* Exercise brief: Go line by line through the records below. Copy whichever lines contain the string "watermark".

(Given records Opens)

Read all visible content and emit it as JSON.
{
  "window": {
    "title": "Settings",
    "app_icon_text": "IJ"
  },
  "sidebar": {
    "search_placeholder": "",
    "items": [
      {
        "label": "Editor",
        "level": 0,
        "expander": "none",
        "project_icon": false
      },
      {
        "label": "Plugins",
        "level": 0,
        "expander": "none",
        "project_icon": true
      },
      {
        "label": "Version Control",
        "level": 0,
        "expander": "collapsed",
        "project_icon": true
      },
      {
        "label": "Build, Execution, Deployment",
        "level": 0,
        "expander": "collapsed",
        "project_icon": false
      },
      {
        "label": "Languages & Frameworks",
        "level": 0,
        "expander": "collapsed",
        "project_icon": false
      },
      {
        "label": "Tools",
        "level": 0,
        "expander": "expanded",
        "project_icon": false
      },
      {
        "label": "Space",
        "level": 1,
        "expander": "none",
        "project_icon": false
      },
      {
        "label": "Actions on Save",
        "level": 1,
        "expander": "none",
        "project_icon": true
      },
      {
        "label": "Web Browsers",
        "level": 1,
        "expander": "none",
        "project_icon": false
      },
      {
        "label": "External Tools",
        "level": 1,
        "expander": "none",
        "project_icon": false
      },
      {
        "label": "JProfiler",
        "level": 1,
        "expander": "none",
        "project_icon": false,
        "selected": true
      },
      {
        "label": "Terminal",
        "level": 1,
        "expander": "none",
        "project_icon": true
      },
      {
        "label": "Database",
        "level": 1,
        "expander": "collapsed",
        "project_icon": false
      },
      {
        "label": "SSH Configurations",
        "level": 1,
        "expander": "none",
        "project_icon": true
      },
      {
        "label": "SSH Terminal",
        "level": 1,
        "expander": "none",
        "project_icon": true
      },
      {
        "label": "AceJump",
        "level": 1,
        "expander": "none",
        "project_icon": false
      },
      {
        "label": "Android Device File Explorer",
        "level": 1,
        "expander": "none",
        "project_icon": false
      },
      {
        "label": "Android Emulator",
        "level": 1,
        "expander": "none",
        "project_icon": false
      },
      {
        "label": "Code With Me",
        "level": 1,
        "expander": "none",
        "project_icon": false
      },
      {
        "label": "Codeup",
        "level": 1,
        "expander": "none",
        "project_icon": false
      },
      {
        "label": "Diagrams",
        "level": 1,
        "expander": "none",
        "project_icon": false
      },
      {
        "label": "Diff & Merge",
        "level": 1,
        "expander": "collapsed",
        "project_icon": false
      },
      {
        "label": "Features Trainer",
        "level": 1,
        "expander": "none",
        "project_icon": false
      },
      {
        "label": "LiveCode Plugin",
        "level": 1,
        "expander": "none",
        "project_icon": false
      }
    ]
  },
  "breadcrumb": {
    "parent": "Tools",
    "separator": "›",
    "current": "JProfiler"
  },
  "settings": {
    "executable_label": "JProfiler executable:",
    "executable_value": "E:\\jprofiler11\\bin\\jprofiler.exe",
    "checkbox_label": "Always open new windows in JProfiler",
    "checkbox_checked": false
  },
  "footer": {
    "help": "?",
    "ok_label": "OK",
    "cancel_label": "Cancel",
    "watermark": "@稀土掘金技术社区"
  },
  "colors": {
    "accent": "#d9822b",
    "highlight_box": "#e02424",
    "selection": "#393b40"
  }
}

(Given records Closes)
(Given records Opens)

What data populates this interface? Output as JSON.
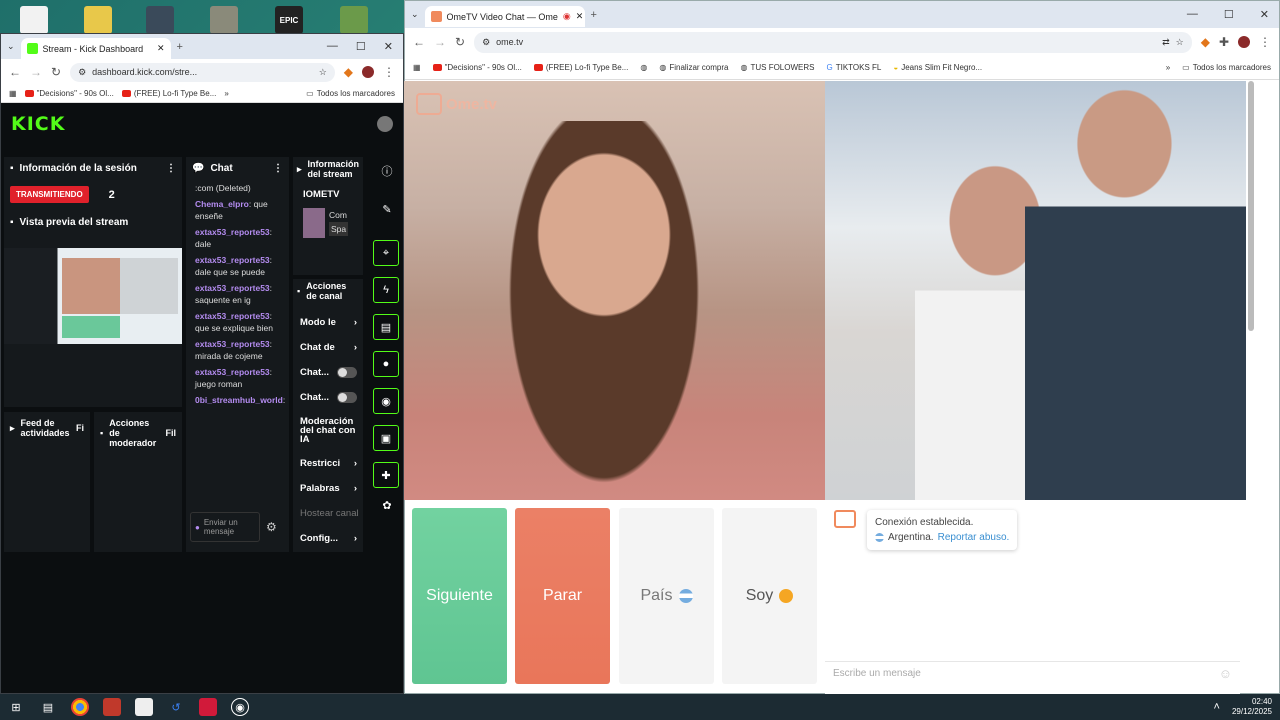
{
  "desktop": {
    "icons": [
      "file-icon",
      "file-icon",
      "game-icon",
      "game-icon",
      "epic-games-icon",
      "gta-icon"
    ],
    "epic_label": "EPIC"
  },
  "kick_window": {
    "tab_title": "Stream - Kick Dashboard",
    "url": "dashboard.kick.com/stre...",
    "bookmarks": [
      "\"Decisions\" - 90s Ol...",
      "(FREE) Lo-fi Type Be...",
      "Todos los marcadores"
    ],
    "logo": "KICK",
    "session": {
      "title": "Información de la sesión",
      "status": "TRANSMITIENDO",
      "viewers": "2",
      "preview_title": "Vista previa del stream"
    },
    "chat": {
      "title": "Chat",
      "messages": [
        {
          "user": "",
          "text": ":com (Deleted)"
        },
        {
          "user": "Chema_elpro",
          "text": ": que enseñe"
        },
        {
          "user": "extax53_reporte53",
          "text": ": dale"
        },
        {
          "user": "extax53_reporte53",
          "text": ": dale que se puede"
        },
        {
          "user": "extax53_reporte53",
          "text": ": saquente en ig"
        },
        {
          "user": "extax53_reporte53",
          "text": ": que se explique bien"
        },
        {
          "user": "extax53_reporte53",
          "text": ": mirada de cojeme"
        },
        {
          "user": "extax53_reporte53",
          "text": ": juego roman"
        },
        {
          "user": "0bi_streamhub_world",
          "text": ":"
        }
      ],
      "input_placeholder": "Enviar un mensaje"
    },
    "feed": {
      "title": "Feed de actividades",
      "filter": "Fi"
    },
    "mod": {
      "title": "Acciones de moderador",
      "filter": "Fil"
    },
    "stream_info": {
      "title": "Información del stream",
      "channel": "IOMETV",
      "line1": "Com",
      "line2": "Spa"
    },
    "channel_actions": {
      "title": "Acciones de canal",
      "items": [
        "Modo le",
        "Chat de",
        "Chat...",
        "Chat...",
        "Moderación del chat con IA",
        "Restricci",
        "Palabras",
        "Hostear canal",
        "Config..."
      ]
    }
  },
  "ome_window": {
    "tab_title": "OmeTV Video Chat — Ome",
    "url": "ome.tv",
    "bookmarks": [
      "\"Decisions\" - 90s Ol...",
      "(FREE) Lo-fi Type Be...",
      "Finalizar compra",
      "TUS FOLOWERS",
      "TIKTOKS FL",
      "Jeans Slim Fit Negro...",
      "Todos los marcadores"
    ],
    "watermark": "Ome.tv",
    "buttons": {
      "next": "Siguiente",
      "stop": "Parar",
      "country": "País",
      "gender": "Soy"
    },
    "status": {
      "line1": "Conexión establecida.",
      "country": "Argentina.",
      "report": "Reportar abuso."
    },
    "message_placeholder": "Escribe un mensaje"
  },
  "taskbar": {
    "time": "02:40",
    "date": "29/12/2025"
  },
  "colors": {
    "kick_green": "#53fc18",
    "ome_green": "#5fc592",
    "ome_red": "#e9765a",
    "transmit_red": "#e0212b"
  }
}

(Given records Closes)

* Result for this task:
    "watermark": "@稀土掘金技术社区"
    "watermark": "Ome.tv",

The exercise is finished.